Wednesday I got going a little more slowly than others and was feeling the weight of that pack along with struggling to fight off insects swarming my face. I thought they were mosquitos and so I took time to stop and dig the hat net I’d borrowed out of my pack. But when I put it on I could hardly see. So, I took it off again. I later found out that the insects were only “eye flies’ which don’t sting. Putting on this net involved taking the pack off. I normally tried to do this by locating a boulder, tree stump or log at the right height so that I could put it on again without lifting it. This process was one of the many ordeals which most of the women in our group struggled with. I guess I should have done more weight lifting in preparation! Asking each other for help was another strategy that underlined the group/community nature of the trip. But often we became strung out along the trail so there wasn’t always someone there at the right moment to help.
The trail at that point went along very close to the river and I enjoyed it after the insects stopped annoying me. Except when I had duck under a tree branch at a tricky narrow part and had my hat knocked off. I managed to get my hat gear back on but lost my sunglasses! Patience and determination were greatly needed. Julie came along at that point and we went back and found my sunglasses. Then we hiked together for a while enjoying edifying conversation. We passed many more waterfalls named Water Wheel Falls (below), Le Conte and California.

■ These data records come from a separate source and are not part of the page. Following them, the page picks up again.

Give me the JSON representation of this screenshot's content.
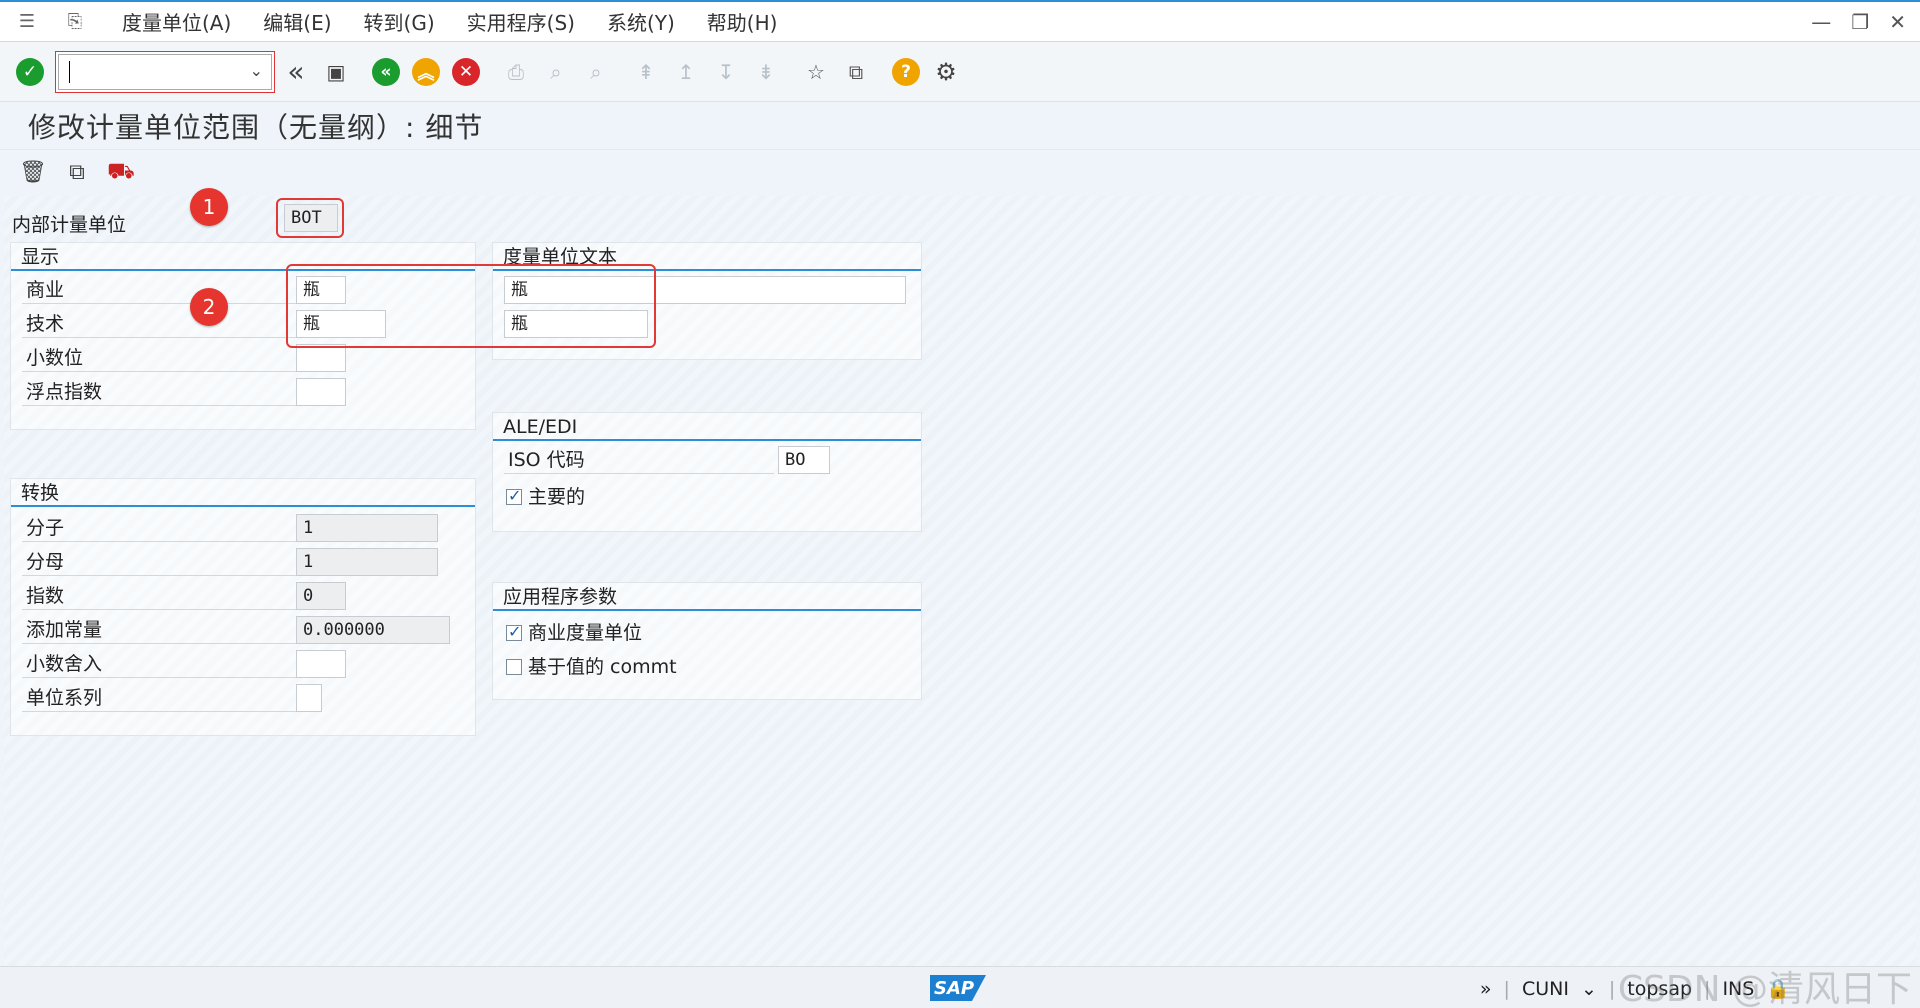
{
  "menu": {
    "items": [
      "度量单位(A)",
      "编辑(E)",
      "转到(G)",
      "实用程序(S)",
      "系统(Y)",
      "帮助(H)"
    ]
  },
  "toolbar": {
    "command_value": ""
  },
  "page_title": "修改计量单位范围（无量纲）: 细节",
  "internal_unit": {
    "label": "内部计量单位",
    "value": "BOT"
  },
  "display": {
    "header": "显示",
    "rows": [
      {
        "label": "商业",
        "value": "瓶"
      },
      {
        "label": "技术",
        "value": "瓶"
      },
      {
        "label": "小数位",
        "value": ""
      },
      {
        "label": "浮点指数",
        "value": ""
      }
    ]
  },
  "unit_text": {
    "header": "度量单位文本",
    "values": [
      "瓶",
      "瓶"
    ]
  },
  "ale_edi": {
    "header": "ALE/EDI",
    "iso_label": "ISO 代码",
    "iso_value": "BO",
    "primary_label": "主要的",
    "primary_checked": true
  },
  "conversion": {
    "header": "转换",
    "rows": [
      {
        "label": "分子",
        "value": "1"
      },
      {
        "label": "分母",
        "value": "1"
      },
      {
        "label": "指数",
        "value": "0"
      },
      {
        "label": "添加常量",
        "value": "0.000000"
      },
      {
        "label": "小数舍入",
        "value": ""
      },
      {
        "label": "单位系列",
        "value": ""
      }
    ]
  },
  "app_params": {
    "header": "应用程序参数",
    "items": [
      {
        "label": "商业度量单位",
        "checked": true
      },
      {
        "label": "基于值的 commt",
        "checked": false
      }
    ]
  },
  "annotations": [
    "1",
    "2"
  ],
  "status": {
    "transaction": "CUNI",
    "server": "topsap",
    "mode": "INS",
    "logo": "SAP"
  },
  "watermark": "CSDN @清风日下",
  "colors": {
    "accent": "#2a8fd6",
    "annotation": "#e13a36",
    "ok": "#1a9c2e"
  }
}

Later we came to a long, steep climb up away from the river, by which time I was hiking alone again. I listened to my iPod and found my music to be hugely helpful. Although the going was tough, I enjoyed much of it. But I was aware at every boot-step or placement of a pole that if I put one wrong I could take a serious tumble and probably break something. Somehow I managed to pull a muscle in my left leg and had some pain to cope with as I continued on. Even so, the views from the top of the mountain pass were astounding. When I caught up with one of our group near the top we took a few photos.
Coming down again on my own having passed her, I stopped to take a break on the trail and enjoy the solitude. This was the wilderness. No tourists here. Only serious hikers. The entire week we encountered only a small number of people coming the other way. It did seem though that most people hike this trail the opposite way than we did. At one point I was surprised to see a Park Ranger coming along who asked to check out my bear canister which was one of her official duties. She just knocked on it to verify that it was in my pack. None of us saw or heard any bears even though their scat was prevalent. This indicates that the use of bear canisters has become effective in preventing bears from searching for food from humans in their camps or tents.
A long series of switchbacks eventually led down to more shaded forest and an amazingly beautiful ‘grotto’ with a wispy waterfall and a pool providing an oasis – the perfect place to take a break. Most of the group was already chilling there and refueling water bottles using our shared pumps. It was exhilarating removing my boots and plunging my cooked feet into the pool. After all the group caught up and prepared to go on again we were getting into an even hotter part of the afternoon.
The grotto waterfall and creek from it was a tributary of the main river. This tributary soon joined it and when we saw the river gushing again far below us, the view was exciting and welcome. Our ‘friend’ had been missed. However, the trail continued up and up away into hot baking sun and then down once more near it and a little refreshing shade. At this point I was so overheated that I found a rock the right size to lean against to remove my pack and then I went over to the river to splash water on my face, soak my bandanas, wrap them around my neck and my head. This helped me to keep cool for a while, but once the trail led up high again I began to feel that I was being roasted alive and wondered how much longer I could plod on. Not long after this I looked down to the southeast and noticed the river again. Then I saw a crystalline, jade pool with members of our group already swimming in it and even sliding down the smooth granite formed by the cascade. Ah, hope! I was going to make it. My pace picked up and I could hardly wait to get down there to wade in. I had completed one of the hardest hikes of my life thus far.
We swam, played and chilled there for a couple of hours hesitant to leave. We chatted with a father and daughter resting there too who had come from White Wolf. They told us of rattle snakes and bears they had encountered. They also said how horribly hard the switch backs coming down from White Wolf were. It was reassuring to consider that our plan of going up on Friday really was a better idea than going down.
The last part of the trail that day was much more pleasant as we hiked on a level path through the river meadow with flowers on softer ground. After an hour or so we arrived at the camp ground chosen by one of our guides and set up camp. We were then in Pate Valley, which was to be our resting place for the next day. It was a wide, flat area with the river to the south of our camp and the trail crew’s housing on the other side. To the northwest there was a broad expanse of forest and large boulders. We pitched our tents on whatever soft ground we could find and formed a ‘kitchen area’ in the center. I thought it would be great to rest that evening, to look forward to having a day to relax and not need to get up early to pack up. I needed time to rest my sore leg and to regain some energy. Some of the others felt the need of a rest as well, but a few wanted to move on and camp farther west so that the big challenge looming before us on Friday could be lessened. It looked like our day of rest might not be complete after-all.
To be continued…